I took my grandson Charlie to the Bucks game Saturday night and we were close enough to the floor to watch the game, but also to see the expressions on the face of the players.

I was reminded once again, how utterly clueless the people are who say that NBA players don't try and just go through the motions and that the game is a boring sport filled with thugs.

The game against Memphis was an important one for the Bucks. They trailed the New York Knicks by one and one-half games for a spot in the playoffs. The Knicks were playing, and leading by a healthy margin, the woeful Cleveland Cavaliers. The Bucks needed a win to keep from dropping another game back of the Knicks.

The Bucks led early but fell behind by a little in the fourth quarter.

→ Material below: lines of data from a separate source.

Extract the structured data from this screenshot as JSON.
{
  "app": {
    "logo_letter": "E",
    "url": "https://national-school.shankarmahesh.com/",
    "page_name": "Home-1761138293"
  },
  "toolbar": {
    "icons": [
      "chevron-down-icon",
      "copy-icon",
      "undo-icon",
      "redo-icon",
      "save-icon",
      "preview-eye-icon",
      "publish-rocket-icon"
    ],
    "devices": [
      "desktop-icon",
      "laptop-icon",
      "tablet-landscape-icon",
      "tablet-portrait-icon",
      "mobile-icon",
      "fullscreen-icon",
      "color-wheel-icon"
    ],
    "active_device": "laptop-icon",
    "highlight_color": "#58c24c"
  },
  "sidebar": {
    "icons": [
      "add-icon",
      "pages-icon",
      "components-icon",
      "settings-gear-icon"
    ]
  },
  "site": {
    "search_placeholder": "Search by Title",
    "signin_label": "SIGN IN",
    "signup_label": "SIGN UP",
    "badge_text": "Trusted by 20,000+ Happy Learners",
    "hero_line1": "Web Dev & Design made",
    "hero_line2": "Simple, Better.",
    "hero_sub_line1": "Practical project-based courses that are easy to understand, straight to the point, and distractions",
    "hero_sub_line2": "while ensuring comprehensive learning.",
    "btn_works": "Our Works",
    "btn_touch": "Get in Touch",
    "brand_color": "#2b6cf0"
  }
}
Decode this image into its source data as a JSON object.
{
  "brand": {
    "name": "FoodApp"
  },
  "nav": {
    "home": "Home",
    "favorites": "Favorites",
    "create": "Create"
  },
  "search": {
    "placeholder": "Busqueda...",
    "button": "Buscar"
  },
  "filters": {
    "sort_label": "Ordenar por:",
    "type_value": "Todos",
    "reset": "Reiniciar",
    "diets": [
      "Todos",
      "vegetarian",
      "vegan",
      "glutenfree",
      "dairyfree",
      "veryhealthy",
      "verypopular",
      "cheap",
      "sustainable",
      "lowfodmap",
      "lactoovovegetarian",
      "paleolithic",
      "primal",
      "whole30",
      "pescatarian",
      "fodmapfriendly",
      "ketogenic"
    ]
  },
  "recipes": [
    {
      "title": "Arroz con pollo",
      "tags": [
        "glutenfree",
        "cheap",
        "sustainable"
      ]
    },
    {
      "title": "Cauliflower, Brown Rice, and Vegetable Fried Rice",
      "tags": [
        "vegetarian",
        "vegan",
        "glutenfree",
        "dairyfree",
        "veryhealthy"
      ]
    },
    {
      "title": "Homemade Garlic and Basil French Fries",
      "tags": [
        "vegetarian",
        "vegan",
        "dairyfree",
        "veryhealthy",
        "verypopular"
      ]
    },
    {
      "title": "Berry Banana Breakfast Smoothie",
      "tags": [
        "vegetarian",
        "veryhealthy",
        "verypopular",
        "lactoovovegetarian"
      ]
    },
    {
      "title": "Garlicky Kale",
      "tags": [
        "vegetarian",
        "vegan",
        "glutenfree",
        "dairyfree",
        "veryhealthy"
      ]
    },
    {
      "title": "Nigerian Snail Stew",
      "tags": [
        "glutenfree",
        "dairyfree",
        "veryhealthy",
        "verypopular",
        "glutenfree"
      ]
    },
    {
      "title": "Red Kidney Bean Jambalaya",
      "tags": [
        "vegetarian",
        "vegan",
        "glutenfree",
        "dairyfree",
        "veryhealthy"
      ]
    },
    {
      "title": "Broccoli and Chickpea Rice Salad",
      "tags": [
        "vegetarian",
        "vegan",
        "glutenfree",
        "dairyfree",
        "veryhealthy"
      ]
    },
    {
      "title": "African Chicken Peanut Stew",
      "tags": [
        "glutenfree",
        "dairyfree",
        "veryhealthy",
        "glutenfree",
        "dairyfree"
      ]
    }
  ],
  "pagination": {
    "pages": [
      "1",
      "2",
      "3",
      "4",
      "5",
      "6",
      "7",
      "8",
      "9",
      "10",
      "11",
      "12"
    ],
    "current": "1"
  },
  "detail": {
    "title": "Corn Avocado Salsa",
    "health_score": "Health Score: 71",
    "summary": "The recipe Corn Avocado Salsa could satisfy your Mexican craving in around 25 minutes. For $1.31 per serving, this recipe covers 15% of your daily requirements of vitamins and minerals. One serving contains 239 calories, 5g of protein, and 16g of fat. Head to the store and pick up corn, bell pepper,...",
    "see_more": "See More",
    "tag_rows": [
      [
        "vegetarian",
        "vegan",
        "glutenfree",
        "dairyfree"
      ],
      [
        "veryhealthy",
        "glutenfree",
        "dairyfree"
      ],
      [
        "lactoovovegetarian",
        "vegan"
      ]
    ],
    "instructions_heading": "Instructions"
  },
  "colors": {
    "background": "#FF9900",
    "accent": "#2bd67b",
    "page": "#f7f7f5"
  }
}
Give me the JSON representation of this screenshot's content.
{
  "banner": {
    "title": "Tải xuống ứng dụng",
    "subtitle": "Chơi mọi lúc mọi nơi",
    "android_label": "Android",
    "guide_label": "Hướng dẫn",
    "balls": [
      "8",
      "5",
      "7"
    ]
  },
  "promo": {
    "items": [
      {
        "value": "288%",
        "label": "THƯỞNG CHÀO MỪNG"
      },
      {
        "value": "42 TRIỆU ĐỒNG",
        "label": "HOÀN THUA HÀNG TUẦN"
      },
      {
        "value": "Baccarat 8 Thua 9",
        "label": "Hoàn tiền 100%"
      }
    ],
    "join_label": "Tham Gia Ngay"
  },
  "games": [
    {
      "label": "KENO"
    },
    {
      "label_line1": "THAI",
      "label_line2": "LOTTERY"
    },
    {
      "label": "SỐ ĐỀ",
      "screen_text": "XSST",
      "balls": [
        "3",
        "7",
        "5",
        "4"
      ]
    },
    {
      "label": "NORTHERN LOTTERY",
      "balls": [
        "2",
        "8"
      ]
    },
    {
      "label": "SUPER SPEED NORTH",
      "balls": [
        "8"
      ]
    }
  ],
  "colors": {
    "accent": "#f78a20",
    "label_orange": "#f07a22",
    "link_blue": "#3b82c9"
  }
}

They started a little rally when Drew Gooden had the ball at the top of the key and threw a pass to Mike Dunleavy which sailed out of bounds.

Watching Gooden's face as he came back up the court, watching him angrily slap his hands together and then hit his forehead, you could tell this was a man who was very, very upset about his mistake.

A short time later Brandon Jennings missed a dunk then responded with a huge effort to get the ball and throw it into the basket as he fell back to the floor. You could see the embarrassment on his face as plain as day.

Maybe all the doubters just need to see a professional basketball game up close to get a real feel for it. I love college basketball, but it doesn't even bear a resemblance to the professional game as far as speed, skill, toughness and drama.

The Bradley Center was nearly filled for the game and even though it wasn't the liveliest crowd I've ever heard, the power of the fans could be felt at floor level. The roar for something good, the groan for a mistake or a big basket by the Grizzlies was the kind of sound that makes teeth rattle.

The Grizzlies are a big, strong team with players who look like they just stepped out of a weight room. The Bucks are smaller and the battle between Milwaukee's speed and the Grizzlies bulk was a classic match-up.

On an "exciting play- per-minute scale," nothing comes close to rivaling the NBA.

In football you've got time between plays to catch your breath. In baseball you wonder if you are still breathing. But in the NBA you find yourself panting with the pace of the game.

I'm reminded of all of this because of the emotional and intellectual struggles this city is going through regarding the building of a new arena to allow the Bucks to compete on a financial basis with the rest of the league.

How in the world the same people who supported building Miller Park as a way to help the Brewers compete can't have the same passion about the Bucks is beyond me.

Something is at play here that I don't recognize.

Nothing matches the NBA and a Bucks game on a Saturday night. Granted, there are things that could be done by the league to make things more attractive – shorten the season by a little bit, for one thing.

But losing this team would be a terrible blow to the image of Milwaukee, which needs all the positive help it can get.

Dave Begel Contributing Writer

With a history in Milwaukee stretching back decades, Dave tries to bring a unique perspective to his writing, whether it's sports, politics, theater or any other issue.

He's seen Milwaukee grow, suffer pangs of growth, strive for success and has been involved in many efforts to both shape and re-shape the city. He's a happy man, now that he's quit playing golf, and enjoys music, his children and grandchildren and the myriad of sports in this state. He loves great food and hates bullies and people who think they are smarter than everyone else.

This whole Internet thing continues to baffle him, but he's willing to play the game as long as keeps lending him a helping hand. He is constantly amazed that just a few dedicated people can provide so much news and information to a hungry public.

Despite some opinions to the contrary, Dave likes most stuff. But he is a skeptic who constantly wonders about the world around him. So many questions, so few answers.